▶ _TASK REQUIREMENTS_
Only lines with the word "Output" belong in the answer; copy them from the records below.

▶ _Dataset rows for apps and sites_
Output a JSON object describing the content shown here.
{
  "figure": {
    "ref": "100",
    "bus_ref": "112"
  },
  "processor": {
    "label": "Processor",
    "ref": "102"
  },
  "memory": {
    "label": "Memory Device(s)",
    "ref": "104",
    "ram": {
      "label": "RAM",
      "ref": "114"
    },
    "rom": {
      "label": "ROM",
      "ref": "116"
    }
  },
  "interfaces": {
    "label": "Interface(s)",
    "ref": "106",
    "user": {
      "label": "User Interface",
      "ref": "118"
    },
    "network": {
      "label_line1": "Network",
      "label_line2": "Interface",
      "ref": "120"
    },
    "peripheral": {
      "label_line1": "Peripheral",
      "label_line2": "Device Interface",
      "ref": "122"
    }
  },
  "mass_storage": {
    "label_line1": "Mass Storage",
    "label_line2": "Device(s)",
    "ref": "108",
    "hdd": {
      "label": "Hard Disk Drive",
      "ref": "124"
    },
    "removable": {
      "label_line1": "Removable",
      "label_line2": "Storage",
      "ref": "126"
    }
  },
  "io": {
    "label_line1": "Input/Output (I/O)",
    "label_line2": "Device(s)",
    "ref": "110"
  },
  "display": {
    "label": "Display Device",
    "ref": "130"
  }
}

▶ _ANSWER FOR THIS EXERCISE_
Output a JSON object describing the content shown here.
    "label_line1": "Input/Output (I/O)",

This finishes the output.